Which one of these is not an Expensifier?

2 PM: Once we finish lunch, we go back to work in the lodge on most days with a few breaks in between. Wednesday was a special case – the local Expensifiers decided to take the SF team out to explore Michigan’s beautiful outdoors.

Team Expensify at Rainbow Falls

Team Expensify hike victoriously to Rainbow Falls

On the Black River Parkway Falls hiking trail

*On the Black River Parkway Falls hiking trail

David Barrett pausing for a break

David pausing for a break. /swag

Enjoying Lake Superior

*Contemplating life while enjoying Lake Superior

6 PM: Every night we’d have something fun to do. Whether it’s a job fair happy hour, a company-wide barbecue or something else, there were plenty of things to keep us occupied.

David Barrett of Expensify Giving a Toast

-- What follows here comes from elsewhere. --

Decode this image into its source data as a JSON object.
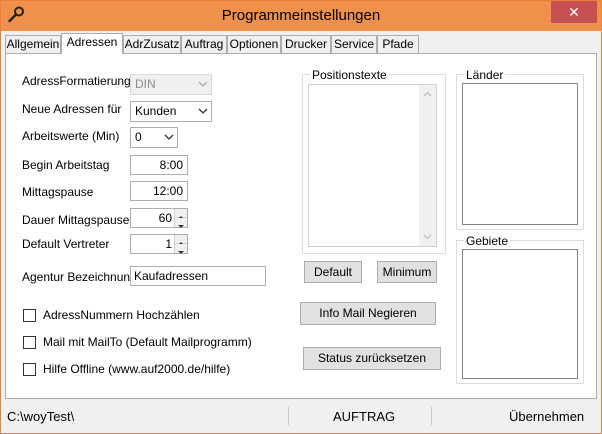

*David giving a quick thanks to all our Job Fair attendees!

Expensify Company Barbecue

*Hanging out at the company barbecue

11 PM: We’re a pretty work-hard-play-hard kind of team, so it’s not unusual to see some of us working until 10 or 11PM. But when the laptops close, it’s time to have some fun!

Supporting the Hurley, WI bars

Supporting the local bars in nearby Hurley, WI

Bonfire fun

*Expensifiers have a number of talents, including fire throwing!

Although the trip was optional, everyone was excited for the week-long retreat/meet-and-greet that created some irreplaceable memories. The team’s excitement and enthusiasm for crazy things like this is what makes us love what we do and all the amazing people we work with!

Next stop, Portugal – we’re ready for ya!

Check it out, you ain’t seen nothing like this before!

During our UPshore in Michigan, we took some time to do our version of the Ice Bucket Challenge to raise awareness and #StrikeOutALS.

We’re also doing our part by donating to the cause; learn more about ALS and donate here!